“Emily was the very clear winner of the competition. She is one of the most promising young violinists I have heard in a very long time, and I am sure has a wonderful career ahead of her.”
Sun, who holds a Bachelor of Music and a Masters of Music with First Class Honours from the Royal College of Music (RCM) is currently pursuing an Artist Diploma at the RCM with Professor Itzhak Rashkovsky, with whom she has studied with for the past six years.
“The Bromsgrove competition is a very special prize for me,” Sun told Limelight from London. “It will give me more performance opportunities such as concerts at the Three Choirs Festival, Birmingham Conservatoire and solo with UK based Orchestra of the Swan.”
The young violinist, who started playing the violin at age four and made her concert debut at ten, has won awards in Australia and internationally. She is the winner of all major Australian violin competitions including the coveted Symphony Australia Young Performer of the Year Strings Award, has won all available prizes at the Royal College of Music, London, and was only last year awarded the gold Medal of the 2016 Royal Overseas League Music Competition, UK, the first violinist to win the award since 1981.
“I have to admit, I hate competitions! I always feel nervous, and judged,” Sun said, “but this is exactly the reason why I do them. Participating in a competition forces me to prepare repertoire to the highest level that I can, and this process is the most important thing to take away from any competition, not the result.”
“Although I have been lucky in competitions and won prizes, there have also been many where I haven’t,” she said. “But each vulnerable experience on stage has been invaluable to my personal development as a musician.”
Sun won ‘Best Newcomer’ in the 2012 Limelight Awards for her role in the documentary Mrs. Carey’s Concert. The feature-length film followed her high school, MLC Sydney, preparing for their biennial end-of-year concert at the Sydney Opera House.

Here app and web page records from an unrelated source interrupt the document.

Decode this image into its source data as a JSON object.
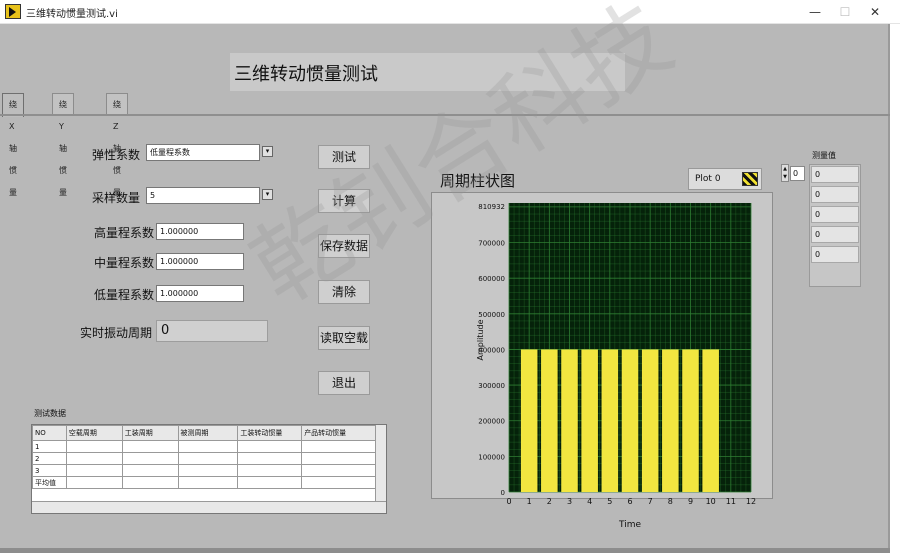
{
  "window": {
    "title": "三维转动惯量测试.vi",
    "controls": [
      "—",
      "☐",
      "✕"
    ]
  },
  "panel": {
    "title": "三维转动惯量测试"
  },
  "tabs": [
    "绕X轴惯量",
    "绕Y轴惯量",
    "绕Z轴惯量"
  ],
  "form": {
    "elasticity": {
      "label": "弹性系数",
      "value": "低量程系数"
    },
    "samples": {
      "label": "采样数量",
      "value": "5"
    },
    "high_coef": {
      "label": "高量程系数",
      "value": "1.000000"
    },
    "mid_coef": {
      "label": "中量程系数",
      "value": "1.000000"
    },
    "low_coef": {
      "label": "低量程系数",
      "value": "1.000000"
    },
    "period": {
      "label": "实时振动周期",
      "value": "0"
    }
  },
  "buttons": [
    "测试",
    "计算",
    "保存数据",
    "清除",
    "读取空载",
    "退出"
  ],
  "table": {
    "label": "测试数据",
    "headers": [
      "NO",
      "空载周期",
      "工装周期",
      "被测周期",
      "工装转动惯量",
      "产品转动惯量"
    ],
    "rows": [
      "1",
      "2",
      "3",
      "平均值"
    ]
  },
  "chart": {
    "title": "周期柱状图",
    "legend": "Plot 0",
    "ylabel": "Amplitude",
    "xlabel": "Time"
  },
  "chart_data": {
    "type": "bar",
    "title": "周期柱状图",
    "xlabel": "Time",
    "ylabel": "Amplitude",
    "x": [
      1,
      2,
      3,
      4,
      5,
      6,
      7,
      8,
      9,
      10
    ],
    "values": [
      400000,
      400000,
      400000,
      400000,
      400000,
      400000,
      400000,
      400000,
      400000,
      400000
    ],
    "xlim": [
      0,
      12
    ],
    "ylim": [
      0,
      810932
    ],
    "y_ticks": [
      0,
      100000,
      200000,
      300000,
      400000,
      500000,
      600000,
      700000
    ],
    "y_top_label": "810932",
    "x_ticks": [
      "0",
      "1",
      "2",
      "3",
      "4",
      "5",
      "6",
      "7",
      "8",
      "9",
      "10",
      "11",
      "12"
    ],
    "grid": true,
    "colors": {
      "bar": "#f2e640",
      "background": "#05220a",
      "grid": "#2e7d32"
    }
  },
  "spinner": {
    "value": "0"
  },
  "measurements": {
    "label": "测量值",
    "values": [
      "0",
      "0",
      "0",
      "0",
      "0"
    ]
  },
  "watermark": "乾钊合科技"
}
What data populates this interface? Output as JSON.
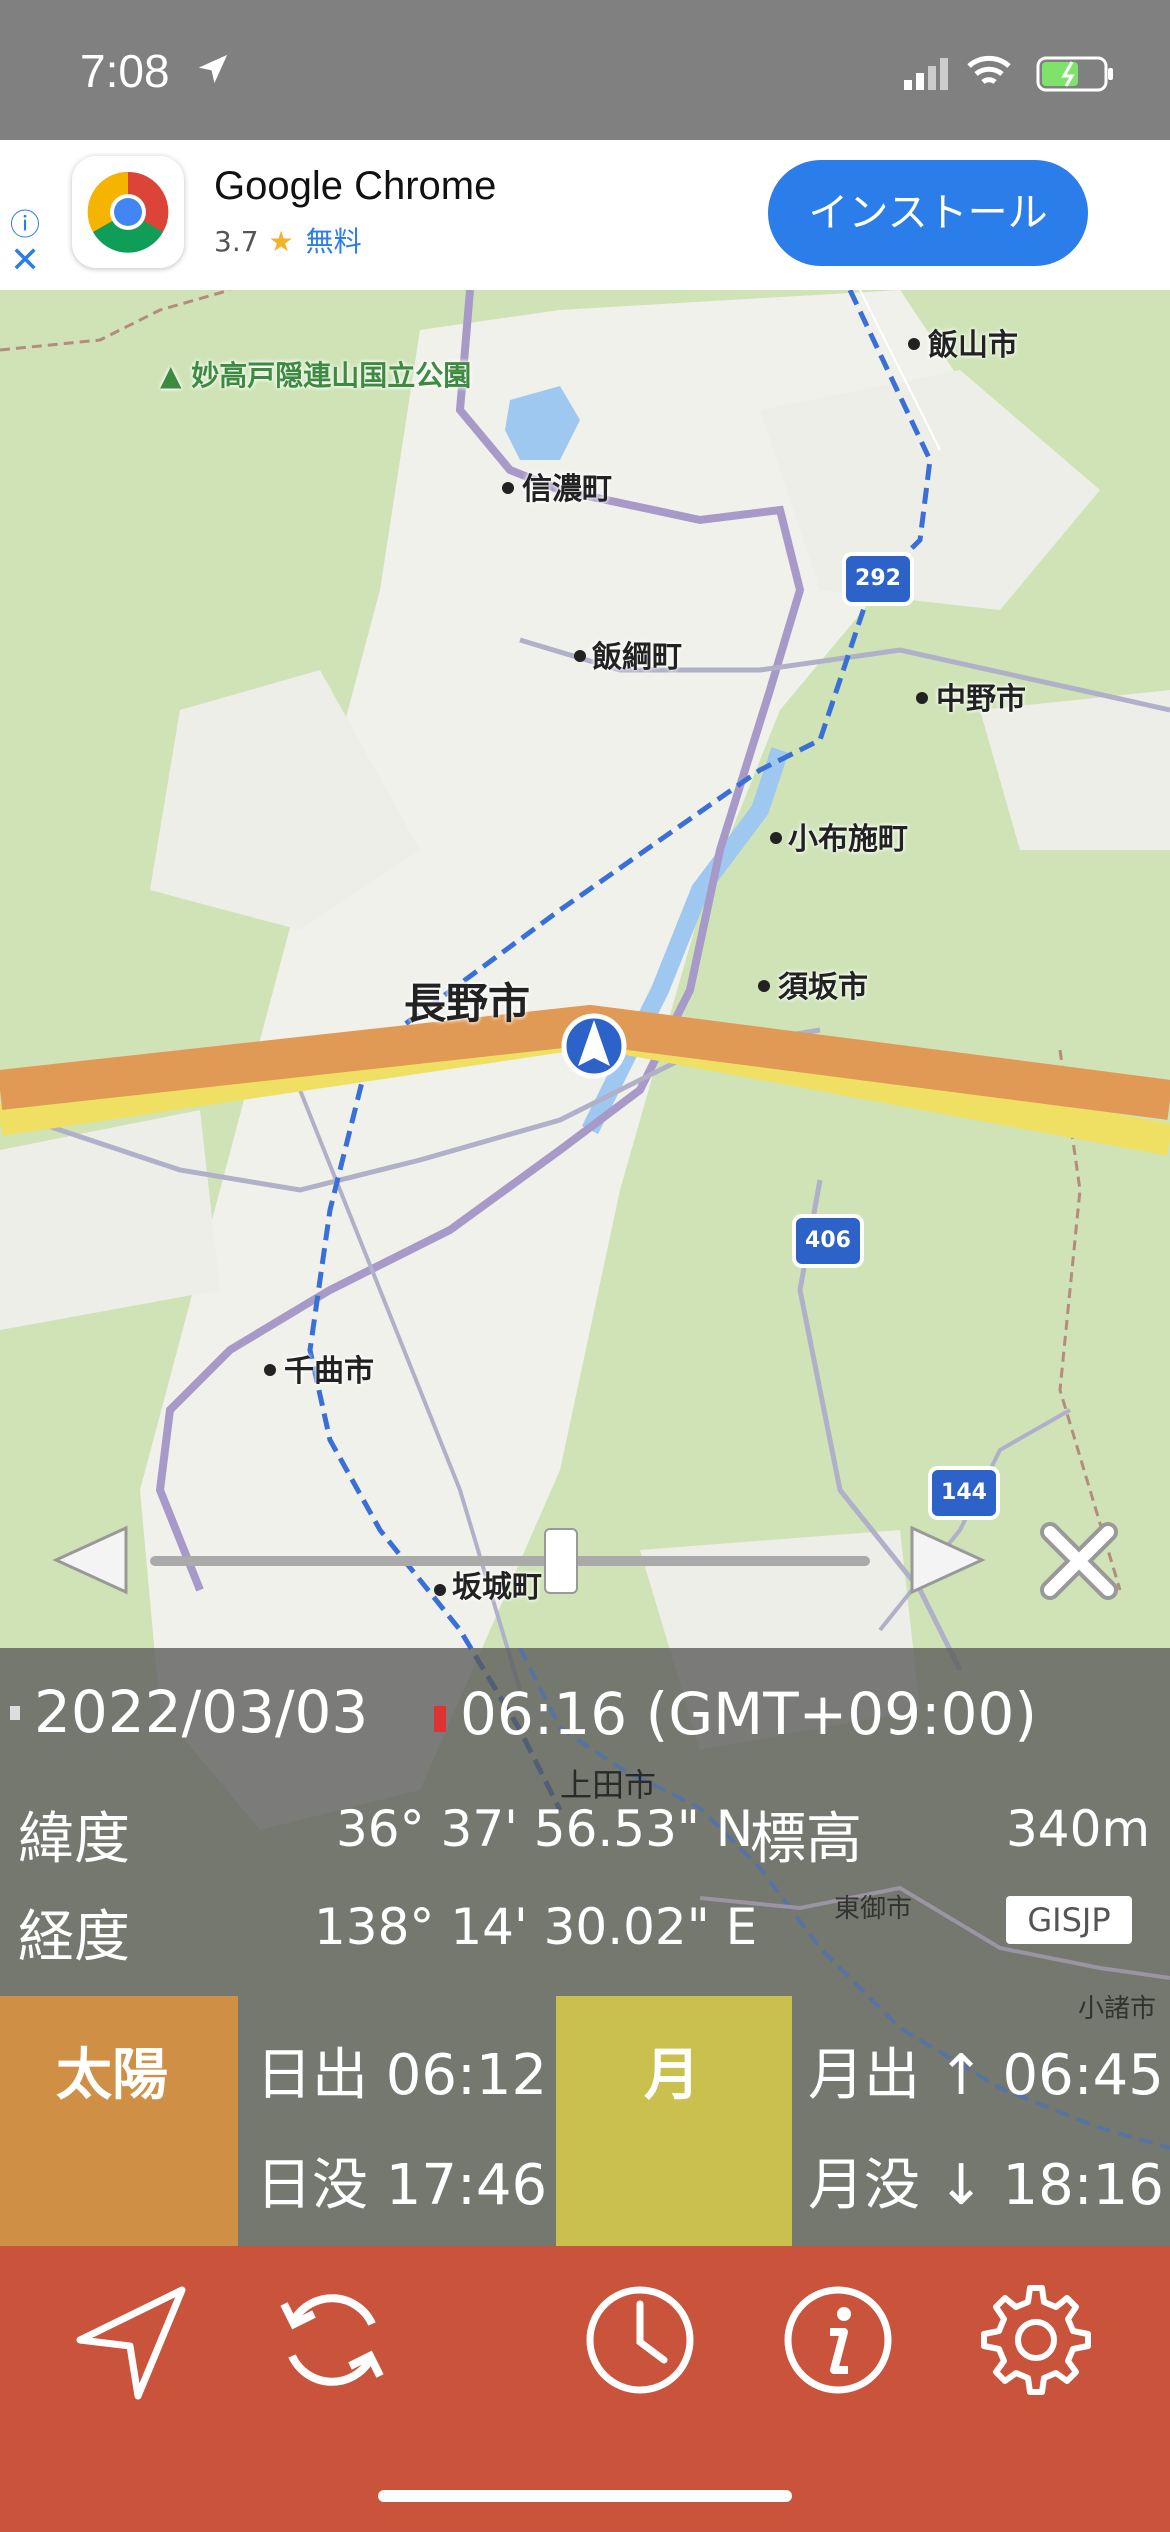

Performing the Bruch concerto in that concert was a turning point in her life, confirming that a career in music was what she really wanted to pursue. “I recently saw a video of the SSO Schools concert programme,” she told Limelight. “We need more of this! It’s up to all of us to keep fostering the arts for children.”
Sun moved to London after a year at the Sydney Conservatorium of Music where she studied with Dr Robin Wilson, her teacher for several years previously as part of the Conservatorium’s Rising Stars Open Academy. Now building a career in the UK and Europe, while she has no immediate plans to return to Australia, home never feels far away as she is still performing on an Australian violin – an A.E. Smith, made in Sydney in 1946.
She played this violin for HRH Prince Charles earlier this year when she performed the Bach Double Violin Concerto with violinist Maxim Vengerov at a Royal Gala Concert for the More Music Campaign at Buckingham Palace to raise funds for the Royal College of Music. “One of the first questions Prince Charles asked me was what violin I play on,” Sun told Limelight at the time. “I proudly answered that it was an Australian instrument.”
And her instrument will be getting a workout in the months to come. “I have recitals coming up in the Dorset Beaminster Festival, Lake District International Music Festival, King’s Lynn International Music Festival, Edinburgh International Fringe Festival, at Bridgewater Hall Manchester and in concert venues in Wales, Lincoln, Preston and Bournemouth,” she said. “I also have performances of Vivaldi’s Four Seasons with the European Union Chamber Orchestra.”